PureLink HD-150 1:5 HDMI Distribution Amplifier, HS-42A 4:2 HDMI Selector, HDC Fiber Optic HDMI Extension Cable
The situation appears to have improved somewhat over the past year or so, at least in my experience. But when I'm evaluating a display or source—which is much of the time—I avoid using a switcher, so I only have the compatibility of the source and display to deal with.
HDMI switching is now included in many new AV receivers. But if you have an older AV receiver or pre-pro, particularly a higher-end pre-pro that might have passed on such niceties as video switching on the grounds that it can mess up the audio, you might need an outboard HDMI switcher.
You might also need something called a distribution amp. This is sometimes called a splitter because it takes a single HDMI source and splits it into two or more HDMI feeds. If you own, say, a plasma for everyday use and a projector for movies at night with a screen that drops down in front of the plasma, it's a handy item to have. But this category of product is far more rare than switchers, and I haven't yet seen one built into a receiver or pre-pro. One reason is cost; it's expensive to build a distribution amp that is fully compliant with HDCP (High-bandwidth Digital Copy Protection.
In was, in fact, the HD-150 ($799) distribution amp that aroused my interest in PureLink's products. While I was at it, I also decided to have a look at its HS-42A ($699), a four-in, two-out selector (a combination switcher and distribution amp) and HDC Fiber Optic HDMI Extension Cable.
The HDC looked particularly interesting. Its selling point is its ability to serve the sort of long runs at which no standard, wire-based HDMI cable will work. To do so, it converts HDMI (or DVI) from electrical signals to "lightwave" signals suitable for transmission via fiber optics. HDC's built-in active "opto-electrical" converter then converts it back from lightwave to electrical at the display end. PureLink claims this allows for runs of up to 330 feet for 1080p sources with zero pixel loss or data error.
The 100-foot run of HDC we received (the HDC-030) retails for $999. Stock sizes are available in a variety of lengths down to 10' ($399), though at that length practically any standard HDMI cable, at a fraction of that price, will provide equivalent performance. It's at far longer lengths (25' and above) that the HDC justifies its high cost.
Both the HD-150 and HS-42A are specified to be fully HDCP compliant. Both of them will also pass information at both above white and below black, which is not true of all HDMI switchers and distribution amps.
The HD-150 HDMI Distribution Amplifier
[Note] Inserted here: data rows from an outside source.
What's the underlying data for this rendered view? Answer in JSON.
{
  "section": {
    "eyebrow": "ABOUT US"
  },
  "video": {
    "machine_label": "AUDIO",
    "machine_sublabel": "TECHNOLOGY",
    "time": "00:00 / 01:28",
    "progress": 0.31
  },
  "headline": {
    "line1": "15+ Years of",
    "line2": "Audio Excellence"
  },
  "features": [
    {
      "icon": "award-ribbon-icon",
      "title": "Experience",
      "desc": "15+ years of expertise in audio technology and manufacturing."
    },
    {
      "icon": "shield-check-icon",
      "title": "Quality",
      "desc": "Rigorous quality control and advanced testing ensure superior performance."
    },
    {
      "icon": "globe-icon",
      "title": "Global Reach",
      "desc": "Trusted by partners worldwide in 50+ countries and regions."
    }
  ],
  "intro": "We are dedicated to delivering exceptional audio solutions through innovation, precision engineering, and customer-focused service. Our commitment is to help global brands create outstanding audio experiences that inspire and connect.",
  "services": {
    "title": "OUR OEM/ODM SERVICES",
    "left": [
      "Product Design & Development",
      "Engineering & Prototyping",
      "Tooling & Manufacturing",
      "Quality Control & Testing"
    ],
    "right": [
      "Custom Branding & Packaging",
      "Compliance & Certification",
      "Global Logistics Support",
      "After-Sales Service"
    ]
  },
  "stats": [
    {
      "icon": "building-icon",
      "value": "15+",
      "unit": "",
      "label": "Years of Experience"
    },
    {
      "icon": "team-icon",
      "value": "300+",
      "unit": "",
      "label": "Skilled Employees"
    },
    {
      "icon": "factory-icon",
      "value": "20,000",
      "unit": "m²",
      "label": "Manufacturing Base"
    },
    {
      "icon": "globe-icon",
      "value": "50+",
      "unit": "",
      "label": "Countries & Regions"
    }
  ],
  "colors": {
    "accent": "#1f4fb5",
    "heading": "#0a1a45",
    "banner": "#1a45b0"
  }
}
The HD-150 comes in a simple, black anodized case, with an outboard 5V "wall wart" power adapter. Each of its six HDMI (1.2) jacks (one in, five out) has a yellow DVI/HDMI LED that indicates when it's connected to an active source or display, plus a green LED that indicates if that source/display is HDCP-compatible. These LEDs are very bright, and in a darkened room you'll want to place them out of sight.
On the back is the 5V power connection plus a DIN jack labeled "Download." I presume that's intended for firmware updates, but this jack is not mentioned in the owner's manual.
How does the HD-150 work? On the video side, it was superb. My initial reaction was that there was no loss of any kind compared to a direct feed from the sources I used—1080i from HD DVD, 1080i and 1080p/24 from Blu-ray, and 1080i test patterns from an Accupel pattern generator.
While my head, at least, told me there was no change at all, I must admit that on the very best-looking HD material I have on hand (which just happens to be 1080i from a Pioneer demo Blu-ray disc that's not available commercially), I had a gut feeling that the straight feed, without the HD-150, might have a hair more of that "looking through a window" feel with a top-rank projector (such as the 1080p JVC DLA-RS1) used on a big screen (78" wide).